Tell me how you first got involved with Legatus.

Bishop Thomas Olmsted asked if I would serve as the group’s first chaplain in 2004. When he did that, I read up on Legatus as much as possible. I knew a few of the couples who were charter members, so that helped as well. The parishes I was involved in (two that were right next to each other) had quite a few Legatus members.

What do you try to bring to the members each month?

Primarily the sacraments. Offering the sacrament of Penance for the members prior to the Mass. This is the most important thing I can bring to them — spiritual nourishment so that they can go out into the world and be ambassadors for Christ. For me, that’s my whole goal — to strengthen their relationship with Christ and his Church so that in the public sector they can be people who are deeply rooted in their Catholic faith and make decisions according to their faith.

Tell me a little bit about the retreat center.

It’s in the middle of Phoenix at the base of Camelback Mountain. We have our monthly meetings there, including confession, rosary and Mass. We have a Serra House there — a place for men discerning the priesthood. The center also has the diocesan office for Cursillo and four private houses for retired priests. I live there as well.

I just had my 10th anniversary of ordination. I went on an eight-day Ignatian retreat in South Dakota with a buddy I was ordained with. Bishop Carlson started it when he was there. It’s a great retreat center; they have a family camp there as well.

In your opinion, what has been Legatus’ greatest contribution to our country and the Church?

In the business world, practices aren’t always virtuous. When members are deeply rooted in their Catholic faith and their consciences are properly formed, they bring the light of the Gospel into a lot of darkness — which our world needs. Just look at what our world is going through right now.

Your state, Arizona, has a marriage amendment on the ballot this year. How is your diocese educating voters on Church teaching about this issue?

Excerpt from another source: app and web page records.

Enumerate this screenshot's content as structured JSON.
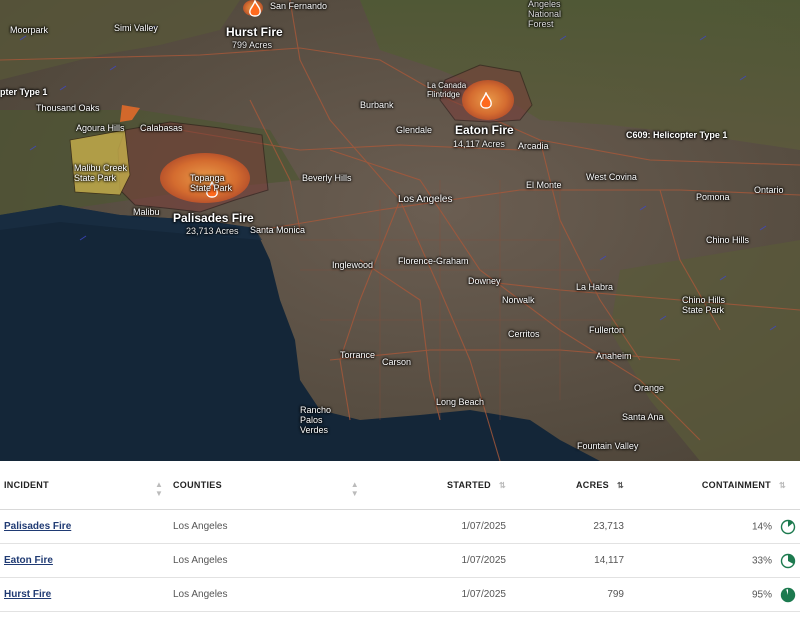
{
  "map": {
    "fires": [
      {
        "name": "Hurst Fire",
        "acres": "799 Acres"
      },
      {
        "name": "Eaton Fire",
        "acres": "14,117 Acres"
      },
      {
        "name": "Palisades Fire",
        "acres": "23,713 Acres"
      }
    ],
    "places": [
      "Simi Valley",
      "Moorpark",
      "Thousand Oaks",
      "Agoura Hills",
      "Calabasas",
      "Malibu Creek State Park",
      "Topanga State Park",
      "Malibu",
      "Santa Monica",
      "Beverly Hills",
      "Burbank",
      "Glendale",
      "La Canada Flintridge",
      "Arcadia",
      "Los Angeles",
      "El Monte",
      "West Covina",
      "Pomona",
      "Ontario",
      "Chino Hills",
      "Inglewood",
      "Florence-Graham",
      "Downey",
      "Norwalk",
      "La Habra",
      "Chino Hills State Park",
      "Torrance",
      "Carson",
      "Cerritos",
      "Fullerton",
      "Anaheim",
      "Orange",
      "Long Beach",
      "Rancho Palos Verdes",
      "Santa Ana",
      "Fountain Valley",
      "Angeles National Forest",
      "San Fernando"
    ],
    "aircraft": [
      "C609: Helicopter Type 1",
      "pter Type 1"
    ],
    "colors": {
      "perimeter": "#5b2a2a",
      "heat_high": "#f28a2e",
      "heat_mid": "#d96a2a",
      "zone": "#cbb54a"
    }
  },
  "table": {
    "headers": {
      "incident": "INCIDENT",
      "counties": "COUNTIES",
      "started": "STARTED",
      "acres": "ACRES",
      "containment": "CONTAINMENT"
    },
    "rows": [
      {
        "incident": "Palisades Fire",
        "counties": "Los Angeles",
        "started": "1/07/2025",
        "acres": "23,713",
        "containment": "14%",
        "containment_value": 14
      },
      {
        "incident": "Eaton Fire",
        "counties": "Los Angeles",
        "started": "1/07/2025",
        "acres": "14,117",
        "containment": "33%",
        "containment_value": 33
      },
      {
        "incident": "Hurst Fire",
        "counties": "Los Angeles",
        "started": "1/07/2025",
        "acres": "799",
        "containment": "95%",
        "containment_value": 95
      }
    ],
    "sort_column": "acres",
    "pie_color": "#1d7a4f"
  }
}
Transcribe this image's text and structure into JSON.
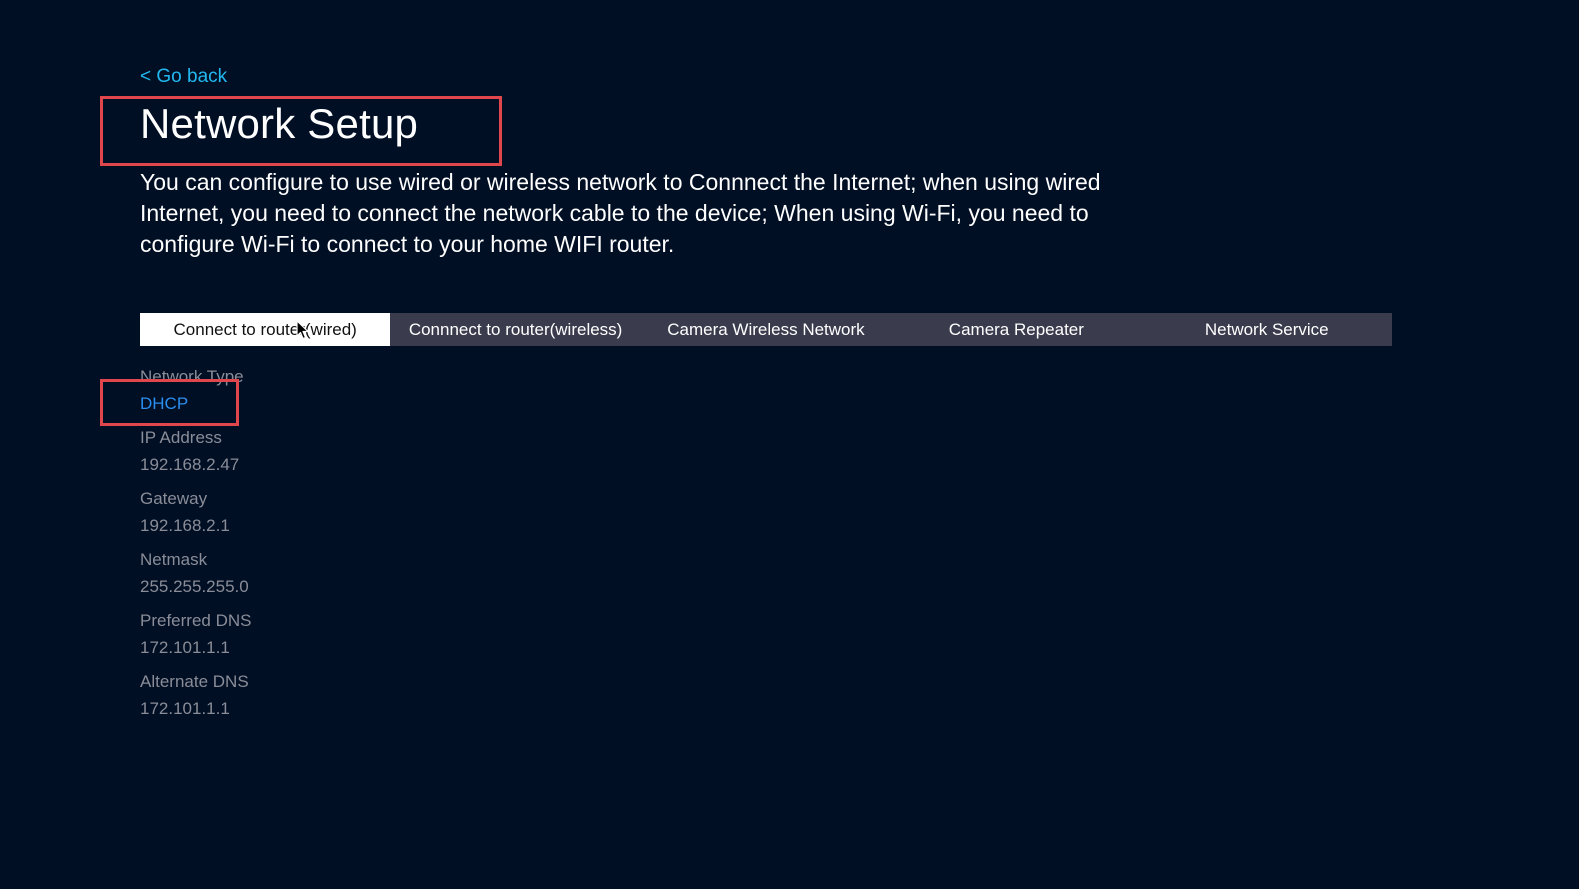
{
  "nav": {
    "back_label": "< Go back"
  },
  "header": {
    "title": "Network Setup",
    "description": "You can configure to use wired or wireless network to Connnect the Internet; when using wired Internet, you need to connect the network cable to the device; When using Wi-Fi, you need to configure Wi-Fi to connect to your home WIFI router."
  },
  "tabs": [
    {
      "label": "Connect to router(wired)",
      "active": true
    },
    {
      "label": "Connnect to router(wireless)",
      "active": false
    },
    {
      "label": "Camera Wireless Network",
      "active": false
    },
    {
      "label": "Camera Repeater",
      "active": false
    },
    {
      "label": "Network Service",
      "active": false
    }
  ],
  "fields": [
    {
      "label": "Network Type",
      "value": "DHCP"
    },
    {
      "label": "IP Address",
      "value": "192.168.2.47"
    },
    {
      "label": "Gateway",
      "value": "192.168.2.1"
    },
    {
      "label": "Netmask",
      "value": "255.255.255.0"
    },
    {
      "label": "Preferred DNS",
      "value": "172.101.1.1"
    },
    {
      "label": "Alternate DNS",
      "value": "172.101.1.1"
    }
  ],
  "colors": {
    "background": "#010f24",
    "link": "#22b8f0",
    "value_link": "#2a8ef0",
    "tab_bar": "#3a3c4e",
    "highlight": "#e0474d",
    "muted_text": "#8a8d98"
  },
  "icons": {
    "cursor": "mouse-pointer-icon"
  }
}
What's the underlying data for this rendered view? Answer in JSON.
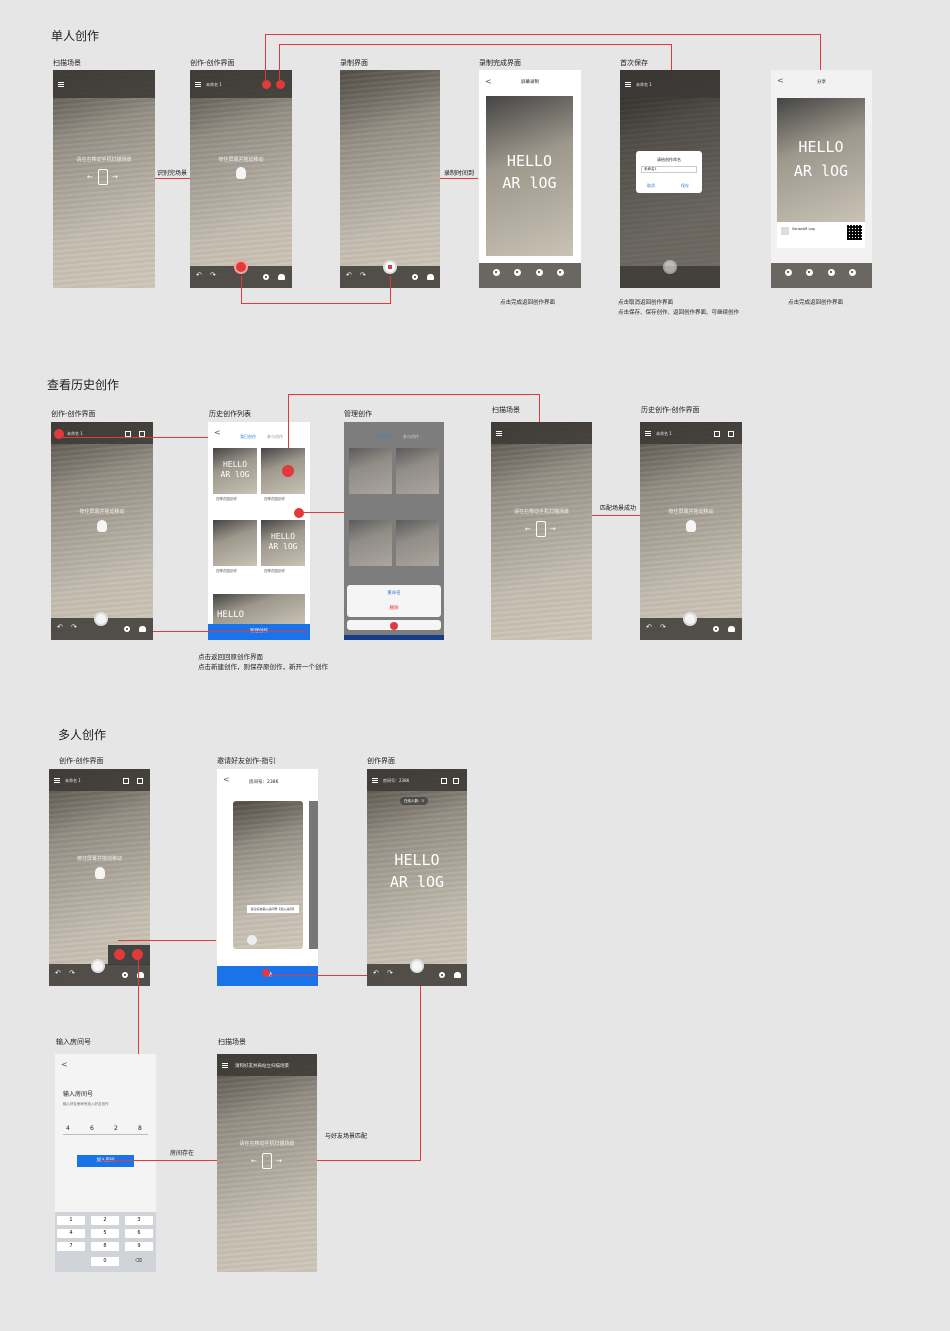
{
  "sections": {
    "single": "单人创作",
    "history": "查看历史创作",
    "multi": "多人创作"
  },
  "labels": {
    "s1_scan": "扫描场景",
    "s1_create": "创作-创作界面",
    "s1_record": "录制界面",
    "s1_record_done": "录制完成界面",
    "s1_first_save": "首次保存",
    "h_create": "创作-创作界面",
    "h_list": "历史创作列表",
    "h_manage": "管理创作",
    "h_scan": "扫描场景",
    "h_history_create": "历史创作-创作界面",
    "m_create": "创作-创作界面",
    "m_invite": "邀请好友创作-指引",
    "m_create2": "创作界面",
    "m_room": "输入房间号",
    "m_scan": "扫描场景"
  },
  "connectors": {
    "recognized": "识别完场景",
    "record_time": "录制时间到",
    "matched": "匹配场景成功",
    "room_exists": "房间存在",
    "match_friend": "与好友场景匹配"
  },
  "notes": {
    "record_done": "点击完成返回创作界面",
    "first_save_1": "点击取消返回创作界面",
    "first_save_2": "点击保存、保存创作、返回创作界面、可继续创作",
    "share": "点击完成返回创作界面",
    "history_1": "点击返回回原创作界面",
    "history_2": "点击新建创作，则保存原创作，新开一个创作"
  },
  "screen_text": {
    "scan_hint": "请在右移动手机扫描场景",
    "create_hint": "按住屏幕并拖动移动",
    "untitled": "未命名 1",
    "hello": "HELLO",
    "ar_log": "AR lOG",
    "screen_record": "屏幕录制",
    "save_dialog_title": "请给创作命名",
    "save_dialog_input": "未命名1",
    "cancel": "取消",
    "save": "保存",
    "share_title": "分享",
    "share_app": "SenseAR Log",
    "tab_mine": "我已创作",
    "tab_other": "参与创作",
    "card_title": "四季花园创作",
    "card_date": "2018-06-27",
    "rename": "重命名",
    "delete": "删除",
    "new_create": "新建创作",
    "room_no": "房间号：2386",
    "online": "在线人数：3",
    "invite_tip": "请让好友输入房间号【加入房间】",
    "invite_btn": "邀请",
    "scan_with_friend": "请和好友并肩站立扫描场景",
    "room_title": "输入房间号",
    "room_sub": "输入好友房间号加入好友创作",
    "join_room": "加入房间",
    "digits": [
      "4",
      "6",
      "2",
      "8"
    ],
    "keys": [
      "1",
      "2",
      "3",
      "4",
      "5",
      "6",
      "7",
      "8",
      "9",
      "0"
    ]
  }
}
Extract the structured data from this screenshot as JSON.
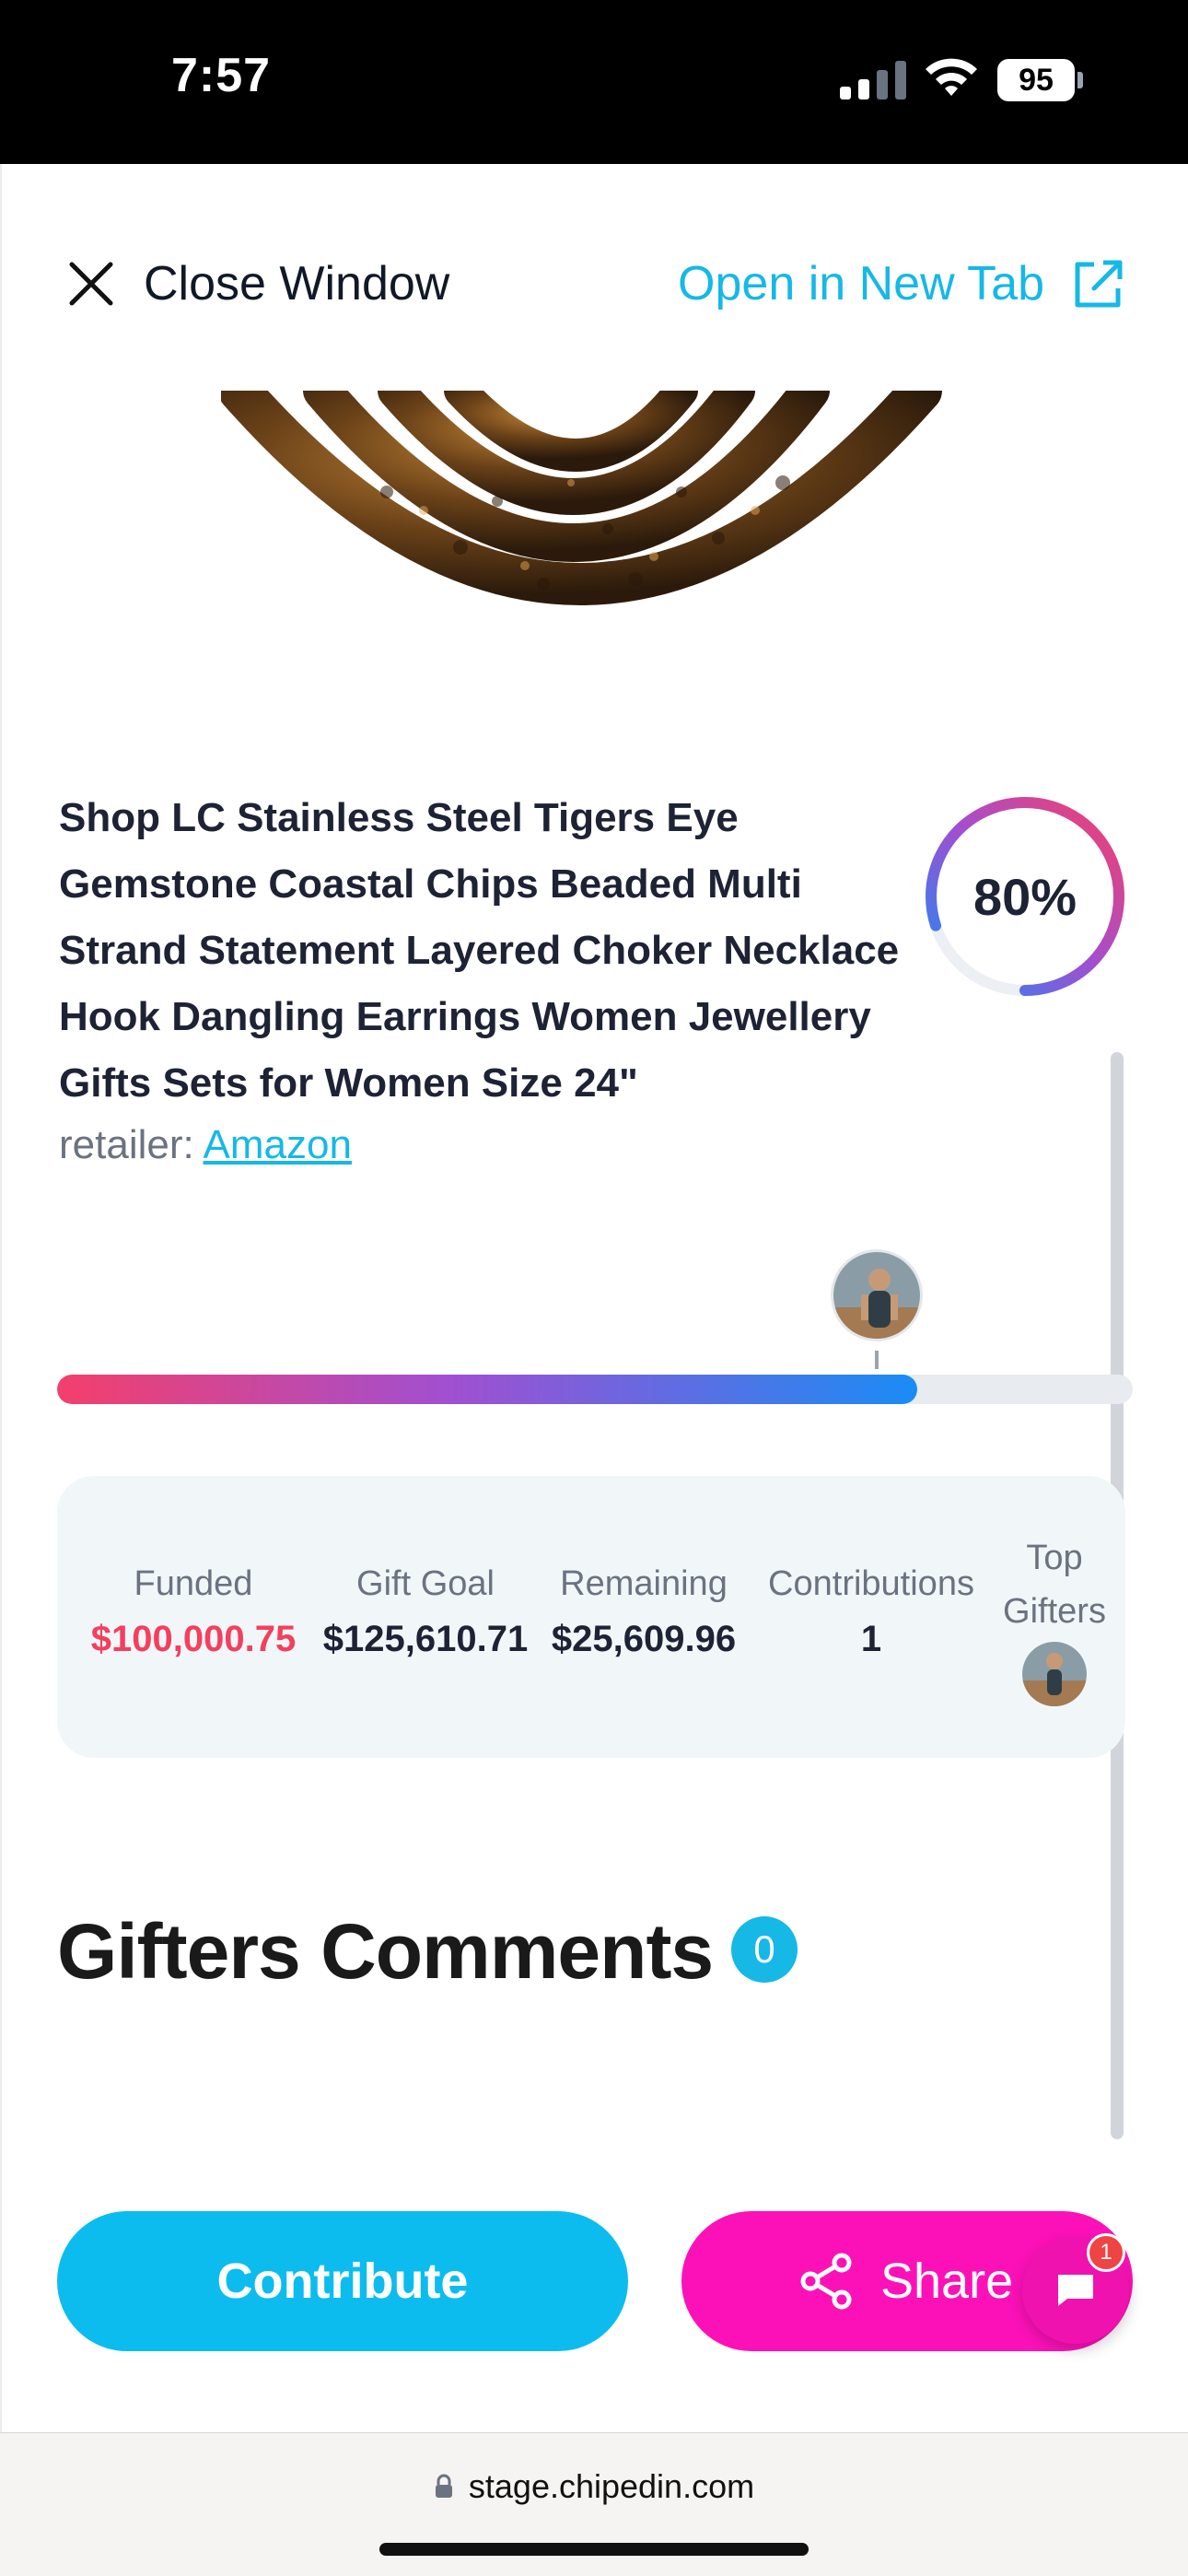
{
  "status_bar": {
    "time": "7:57",
    "battery": "95",
    "icons": [
      "signal-icon",
      "wifi-icon",
      "battery-icon"
    ]
  },
  "top_bar": {
    "close_label": "Close Window",
    "open_tab_label": "Open in New Tab",
    "accent_color": "#16b8e6"
  },
  "product": {
    "title": "Shop LC Stainless Steel Tigers Eye Gemstone Coastal Chips Beaded Multi Strand Statement Layered Choker Necklace Hook Dangling Earrings Women Jewellery Gifts Sets for Women Size 24\"",
    "retailer_prefix": "retailer:",
    "retailer_name": "Amazon",
    "progress_percent": "80%",
    "progress_value": 0.8
  },
  "funding": {
    "fill_fraction": 0.8,
    "stats": {
      "funded_label": "Funded",
      "funded_value": "$100,000.75",
      "goal_label": "Gift Goal",
      "goal_value": "$125,610.71",
      "remaining_label": "Remaining",
      "remaining_value": "$25,609.96",
      "contributions_label": "Contributions",
      "contributions_value": "1",
      "top_gifters_label": "Top Gifters"
    }
  },
  "comments": {
    "heading": "Gifters Comments",
    "count": "0"
  },
  "actions": {
    "contribute_label": "Contribute",
    "share_label": "Share",
    "chat_unread": "1"
  },
  "browser": {
    "url": "stage.chipedin.com"
  },
  "colors": {
    "contribute": "#0cbcef",
    "share": "#fc11b8",
    "funded": "#f43f5e"
  }
}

On Sept. 14, the Feast of the Triumph of the Cross, Bishop Olmsted prepared a video statement to be played at all the Masses in the diocese. He talked about marriage, its sacredness, and that society can’t re-define it. He gave some beautiful quotes from the Holy Father and strongly encouraged Catholics to vote in favor of Proposition 102. So we’ve got a really big push on that in our state.

I was just listening to an inspiring talk by Dr. Peter Kreeft on what the Church stands for. He mentioned that the Church is the only institution that does not change its beliefs to fit its practice. There’s no bending on this issue.

For my part, I preach about the sanctity of life, that marriage should be between a man and a woman. I preach about these essentials, these truths, so that when Catholic voters go to the polls they are able to make good, informed decisions.